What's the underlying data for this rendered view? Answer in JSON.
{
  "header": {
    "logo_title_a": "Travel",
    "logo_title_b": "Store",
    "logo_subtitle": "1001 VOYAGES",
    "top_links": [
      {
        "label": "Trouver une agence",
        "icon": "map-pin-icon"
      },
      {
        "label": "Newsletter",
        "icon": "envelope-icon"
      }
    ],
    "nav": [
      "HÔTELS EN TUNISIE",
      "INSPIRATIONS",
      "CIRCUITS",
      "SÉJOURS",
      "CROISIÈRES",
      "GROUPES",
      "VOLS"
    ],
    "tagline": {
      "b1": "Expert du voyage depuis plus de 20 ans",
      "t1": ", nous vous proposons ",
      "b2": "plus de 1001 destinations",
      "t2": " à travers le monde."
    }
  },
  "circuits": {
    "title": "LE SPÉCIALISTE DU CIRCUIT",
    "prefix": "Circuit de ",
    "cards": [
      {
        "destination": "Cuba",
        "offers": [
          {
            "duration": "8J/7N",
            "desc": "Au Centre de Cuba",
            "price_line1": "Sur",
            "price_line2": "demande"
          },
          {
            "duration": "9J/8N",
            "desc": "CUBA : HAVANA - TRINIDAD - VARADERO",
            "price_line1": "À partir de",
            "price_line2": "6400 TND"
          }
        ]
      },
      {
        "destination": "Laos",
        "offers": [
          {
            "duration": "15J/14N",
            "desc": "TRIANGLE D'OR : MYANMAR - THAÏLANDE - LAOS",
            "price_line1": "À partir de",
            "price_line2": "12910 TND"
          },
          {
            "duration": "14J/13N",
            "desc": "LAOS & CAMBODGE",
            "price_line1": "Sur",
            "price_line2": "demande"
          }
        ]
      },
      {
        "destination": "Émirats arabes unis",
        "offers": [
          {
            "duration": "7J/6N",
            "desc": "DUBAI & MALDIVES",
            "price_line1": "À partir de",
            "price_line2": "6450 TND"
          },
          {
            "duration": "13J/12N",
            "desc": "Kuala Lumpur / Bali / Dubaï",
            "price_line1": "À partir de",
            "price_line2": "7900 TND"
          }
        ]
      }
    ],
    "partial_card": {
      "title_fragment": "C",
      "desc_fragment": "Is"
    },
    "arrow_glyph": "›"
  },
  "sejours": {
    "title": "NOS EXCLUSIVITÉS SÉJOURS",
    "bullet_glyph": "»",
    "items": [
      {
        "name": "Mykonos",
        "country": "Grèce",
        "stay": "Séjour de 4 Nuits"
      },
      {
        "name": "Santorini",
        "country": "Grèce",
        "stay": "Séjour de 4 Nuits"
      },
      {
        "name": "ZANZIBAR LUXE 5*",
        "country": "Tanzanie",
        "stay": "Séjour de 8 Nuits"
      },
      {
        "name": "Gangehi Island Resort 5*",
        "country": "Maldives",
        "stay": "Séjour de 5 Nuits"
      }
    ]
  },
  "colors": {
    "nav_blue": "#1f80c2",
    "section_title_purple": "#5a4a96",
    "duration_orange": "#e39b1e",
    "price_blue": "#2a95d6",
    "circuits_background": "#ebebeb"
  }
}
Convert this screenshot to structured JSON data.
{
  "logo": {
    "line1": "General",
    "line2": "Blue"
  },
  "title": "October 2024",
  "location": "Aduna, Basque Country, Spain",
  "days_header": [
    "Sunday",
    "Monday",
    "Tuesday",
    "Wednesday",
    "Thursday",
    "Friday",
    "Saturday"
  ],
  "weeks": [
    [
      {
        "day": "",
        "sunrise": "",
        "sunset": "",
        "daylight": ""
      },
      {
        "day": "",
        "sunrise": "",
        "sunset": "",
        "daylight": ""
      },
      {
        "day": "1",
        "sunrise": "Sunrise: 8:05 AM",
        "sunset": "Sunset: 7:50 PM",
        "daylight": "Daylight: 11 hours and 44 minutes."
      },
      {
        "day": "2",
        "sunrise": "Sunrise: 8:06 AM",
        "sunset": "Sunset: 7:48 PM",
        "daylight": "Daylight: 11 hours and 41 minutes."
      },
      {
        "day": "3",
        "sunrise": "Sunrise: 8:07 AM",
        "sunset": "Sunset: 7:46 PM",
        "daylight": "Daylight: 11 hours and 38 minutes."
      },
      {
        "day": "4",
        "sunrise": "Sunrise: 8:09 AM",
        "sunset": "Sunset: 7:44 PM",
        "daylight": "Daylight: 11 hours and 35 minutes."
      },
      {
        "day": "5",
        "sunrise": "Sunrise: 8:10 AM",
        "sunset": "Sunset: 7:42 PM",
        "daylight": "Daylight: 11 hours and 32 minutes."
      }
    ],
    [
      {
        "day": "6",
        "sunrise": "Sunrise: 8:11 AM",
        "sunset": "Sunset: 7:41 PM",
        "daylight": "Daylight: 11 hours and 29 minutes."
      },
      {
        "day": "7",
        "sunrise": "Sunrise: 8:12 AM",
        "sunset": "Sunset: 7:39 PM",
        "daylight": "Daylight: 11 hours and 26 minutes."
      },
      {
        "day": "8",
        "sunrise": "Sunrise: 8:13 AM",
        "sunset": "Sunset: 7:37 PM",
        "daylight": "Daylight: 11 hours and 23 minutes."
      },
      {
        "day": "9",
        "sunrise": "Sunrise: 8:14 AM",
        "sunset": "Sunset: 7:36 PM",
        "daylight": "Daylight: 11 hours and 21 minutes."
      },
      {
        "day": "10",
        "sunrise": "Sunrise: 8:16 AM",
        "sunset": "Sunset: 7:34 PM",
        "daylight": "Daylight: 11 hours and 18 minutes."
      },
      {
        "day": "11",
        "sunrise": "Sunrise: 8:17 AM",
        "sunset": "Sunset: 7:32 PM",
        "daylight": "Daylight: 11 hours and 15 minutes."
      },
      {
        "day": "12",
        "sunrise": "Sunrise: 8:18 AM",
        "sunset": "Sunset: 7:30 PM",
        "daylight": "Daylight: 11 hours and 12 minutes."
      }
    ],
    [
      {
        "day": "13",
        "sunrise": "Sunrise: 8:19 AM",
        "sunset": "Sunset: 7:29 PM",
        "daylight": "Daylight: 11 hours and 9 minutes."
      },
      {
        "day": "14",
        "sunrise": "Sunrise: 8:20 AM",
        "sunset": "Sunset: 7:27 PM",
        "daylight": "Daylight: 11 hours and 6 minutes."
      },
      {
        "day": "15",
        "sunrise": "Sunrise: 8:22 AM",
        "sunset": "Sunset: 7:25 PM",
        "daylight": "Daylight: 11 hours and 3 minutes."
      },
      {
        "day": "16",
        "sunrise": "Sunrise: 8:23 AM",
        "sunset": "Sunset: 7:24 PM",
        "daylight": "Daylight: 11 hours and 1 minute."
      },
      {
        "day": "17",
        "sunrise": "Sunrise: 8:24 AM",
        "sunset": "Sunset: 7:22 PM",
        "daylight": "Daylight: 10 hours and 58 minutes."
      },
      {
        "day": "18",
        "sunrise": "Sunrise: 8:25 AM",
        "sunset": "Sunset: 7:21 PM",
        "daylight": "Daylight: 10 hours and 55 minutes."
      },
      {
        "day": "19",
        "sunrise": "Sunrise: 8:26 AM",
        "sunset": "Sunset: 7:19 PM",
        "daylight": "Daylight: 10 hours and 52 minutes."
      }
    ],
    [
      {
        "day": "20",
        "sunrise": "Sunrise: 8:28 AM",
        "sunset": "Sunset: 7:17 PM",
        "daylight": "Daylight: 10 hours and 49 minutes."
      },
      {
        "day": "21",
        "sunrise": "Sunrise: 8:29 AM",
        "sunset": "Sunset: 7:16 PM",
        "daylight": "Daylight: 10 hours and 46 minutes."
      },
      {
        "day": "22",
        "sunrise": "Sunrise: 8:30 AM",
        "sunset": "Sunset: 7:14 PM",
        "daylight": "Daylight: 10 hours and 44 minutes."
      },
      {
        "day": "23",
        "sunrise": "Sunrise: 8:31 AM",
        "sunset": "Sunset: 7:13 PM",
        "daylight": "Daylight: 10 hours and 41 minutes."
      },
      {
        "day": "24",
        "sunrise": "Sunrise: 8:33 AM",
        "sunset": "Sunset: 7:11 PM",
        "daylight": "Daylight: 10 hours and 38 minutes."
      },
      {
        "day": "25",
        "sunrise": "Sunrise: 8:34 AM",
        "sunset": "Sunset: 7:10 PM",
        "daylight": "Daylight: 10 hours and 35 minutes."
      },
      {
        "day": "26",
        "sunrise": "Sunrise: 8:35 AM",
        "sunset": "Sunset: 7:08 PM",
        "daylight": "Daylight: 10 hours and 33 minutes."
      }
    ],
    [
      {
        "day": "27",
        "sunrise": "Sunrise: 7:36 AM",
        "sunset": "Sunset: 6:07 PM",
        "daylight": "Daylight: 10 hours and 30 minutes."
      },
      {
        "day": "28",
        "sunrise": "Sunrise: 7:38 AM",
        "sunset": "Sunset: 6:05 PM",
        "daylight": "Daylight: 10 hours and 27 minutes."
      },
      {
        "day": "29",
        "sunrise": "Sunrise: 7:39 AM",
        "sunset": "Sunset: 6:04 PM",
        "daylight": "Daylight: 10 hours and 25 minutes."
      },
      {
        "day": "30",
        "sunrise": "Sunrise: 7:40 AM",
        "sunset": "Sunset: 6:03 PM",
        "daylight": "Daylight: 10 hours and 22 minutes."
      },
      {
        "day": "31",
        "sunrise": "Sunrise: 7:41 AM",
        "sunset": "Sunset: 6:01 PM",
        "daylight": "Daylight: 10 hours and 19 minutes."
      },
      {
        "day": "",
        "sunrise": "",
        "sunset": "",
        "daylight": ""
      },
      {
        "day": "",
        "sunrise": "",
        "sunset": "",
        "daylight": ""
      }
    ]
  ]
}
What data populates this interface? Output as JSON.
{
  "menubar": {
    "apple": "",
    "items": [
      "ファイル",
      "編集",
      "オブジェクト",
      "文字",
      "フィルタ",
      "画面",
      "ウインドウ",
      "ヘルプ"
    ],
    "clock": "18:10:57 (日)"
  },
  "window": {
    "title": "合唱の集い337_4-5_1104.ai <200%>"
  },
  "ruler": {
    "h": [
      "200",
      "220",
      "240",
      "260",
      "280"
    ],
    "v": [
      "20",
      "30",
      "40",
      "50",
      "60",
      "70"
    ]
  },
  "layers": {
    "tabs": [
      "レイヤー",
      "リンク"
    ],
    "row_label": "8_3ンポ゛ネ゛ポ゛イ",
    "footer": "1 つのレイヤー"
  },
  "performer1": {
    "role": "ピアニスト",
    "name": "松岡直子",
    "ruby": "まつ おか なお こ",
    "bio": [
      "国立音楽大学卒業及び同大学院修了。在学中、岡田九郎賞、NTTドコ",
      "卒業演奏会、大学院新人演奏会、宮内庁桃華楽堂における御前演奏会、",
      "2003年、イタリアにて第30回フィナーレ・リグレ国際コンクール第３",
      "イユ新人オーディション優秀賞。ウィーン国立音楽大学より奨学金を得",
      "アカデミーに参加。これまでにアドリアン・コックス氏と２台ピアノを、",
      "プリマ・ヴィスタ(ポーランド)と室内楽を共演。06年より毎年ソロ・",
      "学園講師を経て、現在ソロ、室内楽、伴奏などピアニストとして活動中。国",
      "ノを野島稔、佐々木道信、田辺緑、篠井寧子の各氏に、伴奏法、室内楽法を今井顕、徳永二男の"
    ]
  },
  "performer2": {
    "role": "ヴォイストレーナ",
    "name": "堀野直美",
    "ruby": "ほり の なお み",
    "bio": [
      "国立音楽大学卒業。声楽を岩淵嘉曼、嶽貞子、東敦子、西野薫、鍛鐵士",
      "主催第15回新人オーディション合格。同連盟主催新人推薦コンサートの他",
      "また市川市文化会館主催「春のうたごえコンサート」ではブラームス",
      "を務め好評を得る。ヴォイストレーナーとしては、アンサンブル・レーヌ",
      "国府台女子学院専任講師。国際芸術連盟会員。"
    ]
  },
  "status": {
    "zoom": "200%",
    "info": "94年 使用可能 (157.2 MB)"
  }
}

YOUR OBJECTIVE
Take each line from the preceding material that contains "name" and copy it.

RESULT OF THE EXERCISE
        "name": "Mykonos",
        "name": "Santorini",
        "name": "ZANZIBAR LUXE 5*",
        "name": "Gangehi Island Resort 5*",
    "name": "松岡直子",
    "name": "堀野直美",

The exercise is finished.